HIGHLAND PARK, Mich. – Shu Harris is motivated to turning her community around, especially for the children.
She is the CEO of Avalon Village in Highland Park, a nonprofit organization that is buying up lots and transforming them into a park, garden, and homework house.
This summer, Harris provided a four-week music camp for children for free. The Sun Boy Record Music Camp taught children how to play different instruments, how to be a DJ, dance and much more. The camp ended with a recital day for parents to see what the children had been doing.
"It gives them a chance to participate in making their own music," Harris said.
Harris was inspired to create the Avalon Village in honor of her 2-year-old son, Jakobi Ra, who was killed by a hit-and-run driver in 2007. The music camp is part of it.
"He was 2 years old, on the turntables," Harris said. "I knew then that his energy was that of an entertainer and I wanted to make sure that we do something for the children in the music way."

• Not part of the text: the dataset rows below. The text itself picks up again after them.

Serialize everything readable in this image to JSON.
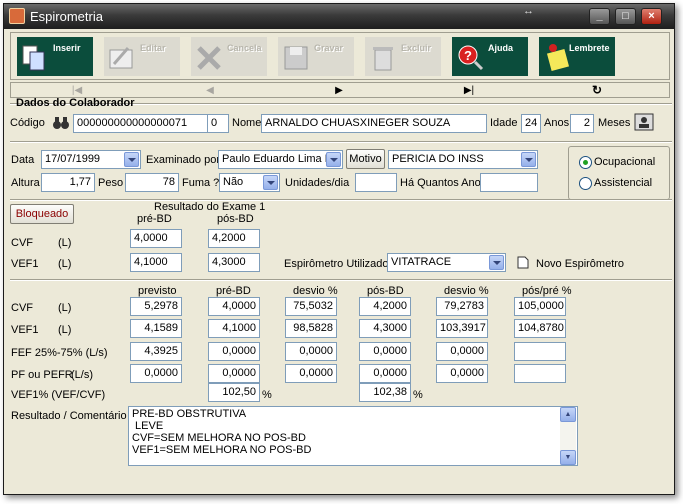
{
  "window": {
    "title": "Espirometria"
  },
  "toolbar": {
    "inserir": "Inserir",
    "editar": "Editar",
    "cancela": "Cancela",
    "gravar": "Gravar",
    "excluir": "Excluir",
    "ajuda": "Ajuda",
    "lembrete": "Lembrete"
  },
  "nav": {
    "first": "|◀",
    "prev": "◀",
    "next": "▶",
    "last": "▶|",
    "refresh": "↻"
  },
  "colaborador": {
    "section_title": "Dados do Colaborador",
    "codigo_label": "Código",
    "codigo": "000000000000000071",
    "codigo_digit": "0",
    "nome_label": "Nome",
    "nome": "ARNALDO CHUASXINEGER SOUZA",
    "idade_label": "Idade",
    "anos_value": "24",
    "anos_label": "Anos",
    "meses_value": "2",
    "meses_label": "Meses"
  },
  "exame": {
    "data_label": "Data",
    "data": "17/07/1999",
    "examinado_label": "Examinado por",
    "examinado": "Paulo Eduardo Lima L",
    "motivo_button": "Motivo",
    "motivo": "PERICIA DO INSS",
    "altura_label": "Altura",
    "altura": "1,77",
    "peso_label": "Peso",
    "peso": "78",
    "fuma_label": "Fuma ?",
    "fuma": "Não",
    "unidades_label": "Unidades/dia",
    "unidades": "",
    "quantos_label": "Há Quantos Ano",
    "quantos": "",
    "tipo_ocupacional": "Ocupacional",
    "tipo_assistencial": "Assistencial"
  },
  "exame1": {
    "bloqueado_button": "Bloqueado",
    "header": "Resultado do Exame 1",
    "col_pre": "pré-BD",
    "col_pos": "pós-BD",
    "rows": [
      {
        "label": "CVF",
        "unit": "(L)",
        "pre": "4,0000",
        "pos": "4,2000"
      },
      {
        "label": "VEF1",
        "unit": "(L)",
        "pre": "4,1000",
        "pos": "4,3000"
      }
    ],
    "espirometro_label": "Espirômetro Utilizado",
    "espirometro": "VITATRACE",
    "novo_espirometro": "Novo Espirômetro"
  },
  "resultados": {
    "headers": [
      "previsto",
      "pré-BD",
      "desvio %",
      "pós-BD",
      "desvio %",
      "pós/pré %"
    ],
    "rows": [
      {
        "label": "CVF",
        "unit": "(L)",
        "values": [
          "5,2978",
          "4,0000",
          "75,5032",
          "4,2000",
          "79,2783",
          "105,0000"
        ]
      },
      {
        "label": "VEF1",
        "unit": "(L)",
        "values": [
          "4,1589",
          "4,1000",
          "98,5828",
          "4,3000",
          "103,3917",
          "104,8780"
        ]
      },
      {
        "label": "FEF 25%-75% (L/s)",
        "unit": "",
        "values": [
          "4,3925",
          "0,0000",
          "0,0000",
          "0,0000",
          "0,0000",
          ""
        ]
      },
      {
        "label": "PF ou PEFR",
        "unit": "(L/s)",
        "values": [
          "0,0000",
          "0,0000",
          "0,0000",
          "0,0000",
          "0,0000",
          ""
        ]
      }
    ],
    "vef_label": "VEF1%  (VEF/CVF)",
    "vef_pre": "102,50",
    "vef_pos": "102,38",
    "pct": "%",
    "comentario_label": "Resultado / Comentário",
    "comentario": [
      "PRE-BD OBSTRUTIVA",
      " LEVE",
      "CVF=SEM MELHORA NO POS-BD",
      "VEF1=SEM MELHORA NO POS-BD"
    ]
  }
}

Michael Monford, the camp director, said music has elements of science and math in it, and teaches discipline and structure. He said habits learned from studying music can be applied to other areas of a person's life.
"You see them light up because, at first, when they're trying to learn an instrument, you see a little bit of frustration and if they aren't getting it at first... But as soon as they get that first note, you see their confidence go through the roof," Monford said.
Harris says the camp is the community's way of stepping up and doing what's right for the children.
"It helps them to stay happy. A lot of these children, they are happy when they come to music camp or when they're playing instruments so that is part of helping to build their self-esteem and helping them to be balanced and wholesome," Harris said.
Harris hopes to hold this camp every summer.
For more information on upcoming events and projects at Avalon Village, click here.